In order to continue saving the lives of horses with Hyperbaric Oxygen Therapy, the University of Tennessee in Knoxville will need to make a$200,000 purchase by the end of August, 2005.
    Hyperbaric Oxygen Therapy is a progressive type of treatment where
horses are exposed to high levels of oxygen at high pressures.
    HBOT is administered in a large chamber where the horse is exposed to
increased amounts of oxygen that is under pressure -- two to three times thepressure experienced at sea level -- thus allowing more oxygen to be
dissolved in the blood and delivered to diseased tissues.
    UT has been leasing the chamber from Equinox in Canada, since August of2003. At the end of the lease this August, UT will need to purchase a
chamber of their own for about $200,000. Jeff Ray, a walking horse owner whois assisting UT in raising the necessary funds, said they are looking to buya more horse friendly chamber where horses can actually lay down during their treatments. 
    HBOT can be used in conjunction with traditional treatments for a
variety of problems such as trauma, leg wounds, central nervous system
damage, surgical trauma, large, poor healing wounds, bone infections,
internal abscesses, sinus infections, systemic infections, loss of blood
supply and necrosis and inflammatory injuries to tendons and ligaments.
    While undergoing the treatment, horses are sedated and then placed in
the chamber, which was manufactured by Equinox in Canada, for a one hour
treatment. The number of treatments varies, depending on the condition of
each horse. It could take as few as two treatments and as many as 30.
Treatments can be repeated daily.
    The clinic at UT has treated between two and three dozen horses with
HBOT. An article recently appeared in last week's Walking Horse Report which discussed the positive effects HBOT had on a 10-year-old walking horse named Generator's Powerstroke. The article mistakenly called Generator's Powerstroke, "Angel." Powerstroke and Angel are actually two different horses that have been treated with HBOT.
    Generator's Powerstroke had been taken to UT for a second opinion by his owner, Glen Farmer, after he foundered at Farmer's home in Kentucky. After undergoing 15 HBOT treatments, some corrective trimming and a dorsal hoof wall resection, the UT clinic was able to maintain approximately 75% of the hoof wall attachment.
    Generator returned to UT for a reset last week.
    "He has grown about an inch and a half of new hoof wall at the toe, said Adair. "He is looking very good. If he continues in this direction he will have a new hoof on both front feet in about four months."
    Celebration CEO Ron Thomas has agreed to work on the accounting end of the fund raising for a new HBOT chamber. Donations or your commitment for a donation must be made by June 30, 2005. Checks should  be made payable to: UT Large Animal Clinic HBOT Research Fund

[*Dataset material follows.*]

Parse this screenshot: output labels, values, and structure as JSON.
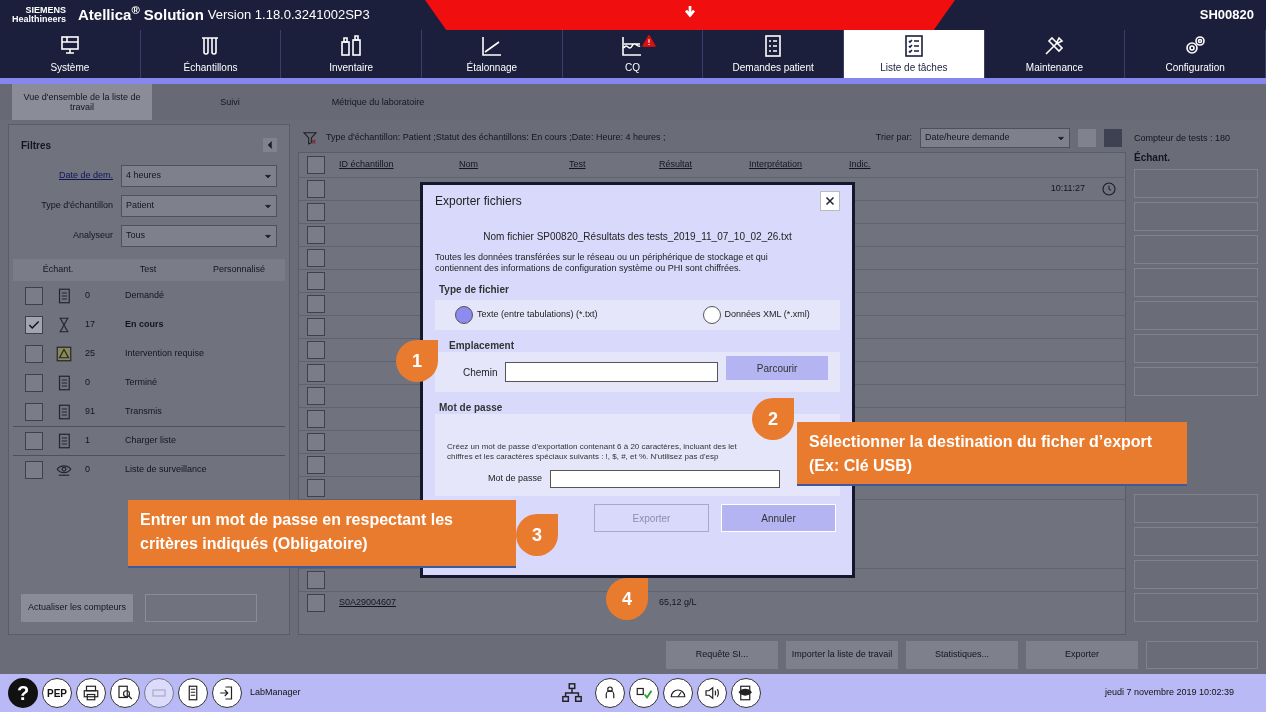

Tennessee Walking Horse National Celebration
PO Box 1010, Shelbyville, TN, 37162.
    If you have questions, please contact Jeff Ray at 615-804-7088 or Dr.
Dennis Geiser at UT at 865-974-5703.